* EXERCISE AIM *
Output only the line that contains "What's the underlying" and the lines after it, all verbatim, through the last one below.

↓↓↓

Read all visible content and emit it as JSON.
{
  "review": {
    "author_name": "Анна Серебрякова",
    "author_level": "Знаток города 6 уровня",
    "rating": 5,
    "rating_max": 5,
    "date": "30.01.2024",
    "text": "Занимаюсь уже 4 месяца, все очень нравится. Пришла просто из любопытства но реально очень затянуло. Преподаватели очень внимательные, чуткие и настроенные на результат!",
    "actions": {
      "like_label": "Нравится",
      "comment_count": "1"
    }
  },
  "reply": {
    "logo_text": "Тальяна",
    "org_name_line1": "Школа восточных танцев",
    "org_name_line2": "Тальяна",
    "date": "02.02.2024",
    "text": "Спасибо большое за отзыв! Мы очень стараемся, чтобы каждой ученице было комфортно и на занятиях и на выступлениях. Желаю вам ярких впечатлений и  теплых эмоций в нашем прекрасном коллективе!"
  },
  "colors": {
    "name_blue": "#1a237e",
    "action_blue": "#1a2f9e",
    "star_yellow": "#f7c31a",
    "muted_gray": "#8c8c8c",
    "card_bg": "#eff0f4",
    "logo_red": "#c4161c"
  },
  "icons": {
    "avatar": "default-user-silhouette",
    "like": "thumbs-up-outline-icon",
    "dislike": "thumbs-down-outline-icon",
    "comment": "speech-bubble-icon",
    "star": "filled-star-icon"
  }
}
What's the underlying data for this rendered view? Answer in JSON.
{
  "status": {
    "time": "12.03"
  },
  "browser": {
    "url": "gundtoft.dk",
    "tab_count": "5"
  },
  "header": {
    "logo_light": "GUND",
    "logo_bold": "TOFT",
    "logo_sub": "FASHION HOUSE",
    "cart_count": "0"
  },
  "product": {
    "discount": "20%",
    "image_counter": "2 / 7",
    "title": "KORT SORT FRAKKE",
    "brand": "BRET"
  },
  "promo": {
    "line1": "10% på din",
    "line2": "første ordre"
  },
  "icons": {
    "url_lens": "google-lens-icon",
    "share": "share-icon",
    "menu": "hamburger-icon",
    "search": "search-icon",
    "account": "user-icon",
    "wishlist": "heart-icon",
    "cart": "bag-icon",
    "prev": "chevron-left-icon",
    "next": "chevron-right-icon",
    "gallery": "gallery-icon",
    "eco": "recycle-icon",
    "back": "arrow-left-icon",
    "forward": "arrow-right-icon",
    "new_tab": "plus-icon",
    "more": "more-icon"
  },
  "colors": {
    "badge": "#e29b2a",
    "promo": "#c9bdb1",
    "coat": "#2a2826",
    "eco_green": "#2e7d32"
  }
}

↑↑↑

* TASK SOLUTION *
What's the underlying data for this rendered view? Answer in JSON.
{
  "status": {
    "time": "12.03"
  },
  "browser": {
    "url": "gundtoft.dk",
    "tab_count": "5"
  },
  "header": {
    "logo_light": "GUND",
    "logo_bold": "TOFT",
    "logo_sub": "FASHION HOUSE",
    "cart_count": "0"
  },
  "product": {
    "discount": "20%",
    "image_counter": "2 / 7",
    "title": "KORT SORT FRAKKE",
    "brand": "BRET"
  },
  "promo": {
    "line1": "10% på din",
    "line2": "første ordre"
  },
  "icons": {
    "url_lens": "google-lens-icon",
    "share": "share-icon",
    "menu": "hamburger-icon",
    "search": "search-icon",
    "account": "user-icon",
    "wishlist": "heart-icon",
    "cart": "bag-icon",
    "prev": "chevron-left-icon",
    "next": "chevron-right-icon",
    "gallery": "gallery-icon",
    "eco": "recycle-icon",
    "back": "arrow-left-icon",
    "forward": "arrow-right-icon",
    "new_tab": "plus-icon",
    "more": "more-icon"
  },
  "colors": {
    "badge": "#e29b2a",
    "promo": "#c9bdb1",
    "coat": "#2a2826",
    "eco_green": "#2e7d32"
  }
}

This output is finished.